The S&P 500 closed above 2000 for the second week in a row, ending at 2007.71. The index gained 0.2% for the week. By comparison our model portfolio:

Portfolio

We gained 0.73% for the week. Since inception our portfolio has increased by 13.64% against a gain of 10.56% for the S&P 500. Please note the raised stop-losses for Actavis and Southwest, as highlighted in yellow.

Consider the S&P 500:

S&P 500

The index is charting a series of higher troughs followed by higher peaks. The trend is up. It is important to take cognizance of this for we are meant to be long in a bull market. As such we are comfortable to remain fully invested.

The question is if there will be a pullback?

We are of the opinion that indeed there will be. However we cannot tell you when this will be with any sense of accuracy. Neither can anybody else. Forecasting the market is an exercise in futility. It reminds us of the slippery snake-oil salesman. We can only act on our indicators of probability and act with a sense of intelligence.

The US economy is expanding and we want to be a part of this expansion and sit aside in the contraction. To this end we have developed proprietary sentiment indicators to help us determine the frothiness of the market:

Sentiment

Danger is signaled when one of the sentiment indicators below the index chart ticks up red. This indicates and overheated market. We see no such signal. The market may correct; no market continues upward uninterrupted. However, these corrections will provide savvy investors with good buying opportunities.

Consider the economics before jumping to any conclusions and whilst we cannot guarantee we can at least be informed.

On Tuesday the ISM Manufacturing PMI data point was released and came in ahead of forecast at 59 (57).

Consider:

ISM Manufacturing PMI

The top chart shows the S&P 500 index. Below it we have plotted the ISM Manufacturing PMI (Source: St Louis Fed). Looking back at the last 2 major bear markets - the so-called "tech wreck" (blue shaded area) and the "Global Financial Crisis" (red shaded area) - is informative. Each of these market declines were accompanied by a corresponding decline or negative divergence of the PMI. This is not the current case. In fact the PMI is showing a strong increase.

The ISM Manufacturing PMI is a survey of roughly 400 purchasing managers around the question of prevailing business conditions and is considered a leading economic indicator. This leads us to believe that our bullishness is justified.

However, we attach another data point released this week which is noteworthy. On Wednesday the number for new total vehicle sales was released. Again this number came in ahead of forecast at 17.5m (16.5m). This data series is significant as it is a measure of consumer confidence. Logically, a vexed consumer will not purchase a new vehicle, ceteris paribus.

New Vehicle Sales

If this is a measure of consumer confidence, and we contend that it is, then consumer confidence has been growing steadily since 2010.

We do concede that the employment data out this week did surprise us - we were expecting better figures.

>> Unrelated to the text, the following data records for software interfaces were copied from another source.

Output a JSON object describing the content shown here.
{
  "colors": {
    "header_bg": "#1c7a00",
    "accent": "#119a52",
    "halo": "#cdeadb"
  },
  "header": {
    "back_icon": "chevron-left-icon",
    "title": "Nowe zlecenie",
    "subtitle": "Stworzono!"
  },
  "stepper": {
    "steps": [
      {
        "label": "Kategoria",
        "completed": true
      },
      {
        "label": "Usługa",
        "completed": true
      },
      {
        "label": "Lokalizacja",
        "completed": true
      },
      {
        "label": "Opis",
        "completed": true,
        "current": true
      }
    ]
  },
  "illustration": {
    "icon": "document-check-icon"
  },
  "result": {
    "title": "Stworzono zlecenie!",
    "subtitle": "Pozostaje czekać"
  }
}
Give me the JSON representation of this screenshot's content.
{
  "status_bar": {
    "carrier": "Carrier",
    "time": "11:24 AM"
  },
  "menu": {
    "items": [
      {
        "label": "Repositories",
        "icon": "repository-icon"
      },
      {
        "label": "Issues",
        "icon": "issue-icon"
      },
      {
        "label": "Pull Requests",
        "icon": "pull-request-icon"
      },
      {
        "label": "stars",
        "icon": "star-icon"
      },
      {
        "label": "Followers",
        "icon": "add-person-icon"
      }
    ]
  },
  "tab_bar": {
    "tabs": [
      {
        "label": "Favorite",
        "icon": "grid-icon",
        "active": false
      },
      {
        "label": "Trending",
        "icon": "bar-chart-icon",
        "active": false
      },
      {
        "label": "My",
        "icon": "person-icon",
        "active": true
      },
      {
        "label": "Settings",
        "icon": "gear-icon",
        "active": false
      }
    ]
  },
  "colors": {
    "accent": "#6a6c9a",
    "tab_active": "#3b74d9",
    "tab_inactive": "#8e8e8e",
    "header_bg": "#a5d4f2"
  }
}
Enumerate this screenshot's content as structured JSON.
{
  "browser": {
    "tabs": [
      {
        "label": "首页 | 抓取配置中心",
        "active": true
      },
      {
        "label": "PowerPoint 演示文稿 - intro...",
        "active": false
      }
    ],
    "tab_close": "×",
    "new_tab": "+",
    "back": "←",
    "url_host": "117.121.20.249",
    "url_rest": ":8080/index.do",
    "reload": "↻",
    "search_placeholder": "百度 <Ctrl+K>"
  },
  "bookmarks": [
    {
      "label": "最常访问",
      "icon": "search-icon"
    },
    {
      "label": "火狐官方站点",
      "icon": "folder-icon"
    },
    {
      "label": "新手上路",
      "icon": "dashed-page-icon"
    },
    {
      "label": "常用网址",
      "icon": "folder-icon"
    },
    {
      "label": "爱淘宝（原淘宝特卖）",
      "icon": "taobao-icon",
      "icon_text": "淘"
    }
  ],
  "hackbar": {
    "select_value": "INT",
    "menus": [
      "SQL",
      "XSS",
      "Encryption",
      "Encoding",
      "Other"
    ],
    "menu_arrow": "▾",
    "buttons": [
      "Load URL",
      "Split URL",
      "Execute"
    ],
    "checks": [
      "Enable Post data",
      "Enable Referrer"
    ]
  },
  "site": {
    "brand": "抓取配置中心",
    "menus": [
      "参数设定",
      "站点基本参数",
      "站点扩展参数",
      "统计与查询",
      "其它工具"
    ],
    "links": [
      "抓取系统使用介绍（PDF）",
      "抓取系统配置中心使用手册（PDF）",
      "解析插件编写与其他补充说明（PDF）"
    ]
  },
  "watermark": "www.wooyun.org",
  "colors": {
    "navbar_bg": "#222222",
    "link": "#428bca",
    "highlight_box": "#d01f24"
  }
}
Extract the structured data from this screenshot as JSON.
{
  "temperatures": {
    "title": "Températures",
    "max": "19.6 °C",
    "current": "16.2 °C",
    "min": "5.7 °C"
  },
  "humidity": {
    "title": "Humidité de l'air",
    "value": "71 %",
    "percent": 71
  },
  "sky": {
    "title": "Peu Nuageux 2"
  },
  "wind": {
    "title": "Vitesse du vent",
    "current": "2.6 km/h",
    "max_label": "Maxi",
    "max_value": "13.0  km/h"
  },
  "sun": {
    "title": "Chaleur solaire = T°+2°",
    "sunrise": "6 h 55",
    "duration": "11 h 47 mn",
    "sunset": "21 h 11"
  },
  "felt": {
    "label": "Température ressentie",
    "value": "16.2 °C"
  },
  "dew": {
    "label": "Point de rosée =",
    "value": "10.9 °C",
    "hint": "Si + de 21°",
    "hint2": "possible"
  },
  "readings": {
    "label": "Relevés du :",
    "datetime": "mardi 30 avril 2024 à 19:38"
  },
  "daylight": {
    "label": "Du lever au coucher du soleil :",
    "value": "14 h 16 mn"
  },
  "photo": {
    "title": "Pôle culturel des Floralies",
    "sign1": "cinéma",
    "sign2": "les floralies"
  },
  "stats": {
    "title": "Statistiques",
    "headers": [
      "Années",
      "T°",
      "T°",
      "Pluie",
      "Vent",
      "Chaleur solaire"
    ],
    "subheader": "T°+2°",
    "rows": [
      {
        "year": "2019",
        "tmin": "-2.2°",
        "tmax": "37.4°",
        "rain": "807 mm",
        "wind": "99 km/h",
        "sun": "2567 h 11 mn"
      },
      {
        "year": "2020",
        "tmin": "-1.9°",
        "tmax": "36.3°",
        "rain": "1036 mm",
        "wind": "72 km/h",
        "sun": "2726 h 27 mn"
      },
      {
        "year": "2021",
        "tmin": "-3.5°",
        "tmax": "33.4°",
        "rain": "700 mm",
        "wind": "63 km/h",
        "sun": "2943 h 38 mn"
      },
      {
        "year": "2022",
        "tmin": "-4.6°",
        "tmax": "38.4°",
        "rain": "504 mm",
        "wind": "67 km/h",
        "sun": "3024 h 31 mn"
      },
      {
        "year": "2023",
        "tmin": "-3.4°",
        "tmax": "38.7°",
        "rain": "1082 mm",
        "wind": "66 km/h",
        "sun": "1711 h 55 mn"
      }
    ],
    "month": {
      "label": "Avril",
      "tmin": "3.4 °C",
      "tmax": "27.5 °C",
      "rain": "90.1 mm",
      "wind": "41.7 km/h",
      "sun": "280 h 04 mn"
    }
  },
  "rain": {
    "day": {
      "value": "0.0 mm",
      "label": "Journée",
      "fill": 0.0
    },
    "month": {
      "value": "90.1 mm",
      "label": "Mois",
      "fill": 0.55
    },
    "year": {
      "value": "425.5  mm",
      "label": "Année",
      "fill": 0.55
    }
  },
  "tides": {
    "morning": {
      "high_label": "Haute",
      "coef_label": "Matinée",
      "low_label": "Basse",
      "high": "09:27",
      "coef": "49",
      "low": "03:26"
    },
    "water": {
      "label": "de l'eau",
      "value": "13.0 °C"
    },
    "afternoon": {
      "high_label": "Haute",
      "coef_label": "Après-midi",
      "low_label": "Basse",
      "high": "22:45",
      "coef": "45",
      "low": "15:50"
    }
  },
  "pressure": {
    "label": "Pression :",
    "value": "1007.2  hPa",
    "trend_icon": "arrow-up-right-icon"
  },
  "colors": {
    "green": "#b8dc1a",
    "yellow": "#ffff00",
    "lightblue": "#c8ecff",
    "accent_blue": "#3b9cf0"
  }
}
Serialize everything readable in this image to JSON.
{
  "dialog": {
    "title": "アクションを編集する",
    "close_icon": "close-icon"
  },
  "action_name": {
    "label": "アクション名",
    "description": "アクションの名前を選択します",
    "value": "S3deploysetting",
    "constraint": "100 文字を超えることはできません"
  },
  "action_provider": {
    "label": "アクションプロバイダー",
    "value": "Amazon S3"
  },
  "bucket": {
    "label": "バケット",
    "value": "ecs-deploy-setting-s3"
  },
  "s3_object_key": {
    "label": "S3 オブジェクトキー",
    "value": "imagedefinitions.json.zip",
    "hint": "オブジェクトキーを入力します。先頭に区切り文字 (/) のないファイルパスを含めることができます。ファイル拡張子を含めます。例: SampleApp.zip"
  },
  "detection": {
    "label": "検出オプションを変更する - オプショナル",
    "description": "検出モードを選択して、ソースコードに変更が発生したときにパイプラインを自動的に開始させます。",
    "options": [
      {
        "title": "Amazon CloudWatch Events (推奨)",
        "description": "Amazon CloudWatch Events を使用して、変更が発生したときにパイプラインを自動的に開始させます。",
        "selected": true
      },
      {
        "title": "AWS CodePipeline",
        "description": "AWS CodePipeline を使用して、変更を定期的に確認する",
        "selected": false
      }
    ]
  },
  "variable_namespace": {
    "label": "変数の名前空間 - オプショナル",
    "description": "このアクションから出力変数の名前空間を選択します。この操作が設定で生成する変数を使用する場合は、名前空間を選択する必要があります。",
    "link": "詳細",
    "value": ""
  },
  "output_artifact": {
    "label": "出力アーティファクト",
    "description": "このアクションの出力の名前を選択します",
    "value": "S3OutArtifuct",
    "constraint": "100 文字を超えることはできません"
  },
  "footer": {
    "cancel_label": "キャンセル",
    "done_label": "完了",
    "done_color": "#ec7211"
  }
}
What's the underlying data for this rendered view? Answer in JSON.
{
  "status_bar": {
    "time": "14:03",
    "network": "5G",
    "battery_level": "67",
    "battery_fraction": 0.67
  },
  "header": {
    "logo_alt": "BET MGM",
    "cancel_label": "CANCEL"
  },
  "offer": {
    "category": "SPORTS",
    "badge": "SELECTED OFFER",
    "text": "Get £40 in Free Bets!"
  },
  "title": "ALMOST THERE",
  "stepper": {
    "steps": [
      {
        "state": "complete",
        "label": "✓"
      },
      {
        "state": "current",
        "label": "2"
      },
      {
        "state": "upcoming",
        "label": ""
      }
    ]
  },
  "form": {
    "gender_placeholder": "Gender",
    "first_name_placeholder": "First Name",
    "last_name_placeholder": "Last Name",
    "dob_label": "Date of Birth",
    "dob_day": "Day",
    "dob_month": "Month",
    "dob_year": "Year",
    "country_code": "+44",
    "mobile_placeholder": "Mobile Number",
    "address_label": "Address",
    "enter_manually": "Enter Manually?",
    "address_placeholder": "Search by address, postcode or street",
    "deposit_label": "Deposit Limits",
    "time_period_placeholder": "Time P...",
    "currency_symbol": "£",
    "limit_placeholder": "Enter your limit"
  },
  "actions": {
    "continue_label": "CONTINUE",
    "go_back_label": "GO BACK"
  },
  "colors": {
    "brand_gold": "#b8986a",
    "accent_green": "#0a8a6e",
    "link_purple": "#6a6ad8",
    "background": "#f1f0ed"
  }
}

The number came in at 142k against a forecast of 226k and unemployment claims were also more than anticipated at 302k (298k). However a lone data point does not make a trend. Nonfarm payrolls and unemployment claims have been strong in 2014. It does highlight the fact that this economy is not an easy read. The job market is ambiguous and Fed chair Yellen refers to its inherent "slack". Moreover, corporate America has been slow in responding to the economic expansion with its own capital investment. We believe that these variables are key in the US recovery and as such the Fed will remain accommodative.

Given this assumption and the strong manufacturing, we cannot help but be bulls in this economic environment.

Disclosure: The author has no positions in any stocks mentioned, and no plans to initiate any positions within the next 72 hours.

The author wrote this article themselves, and it expresses their own opinions. The author is not receiving compensation for it. The author has no business relationship with any company whose stock is mentioned in this article.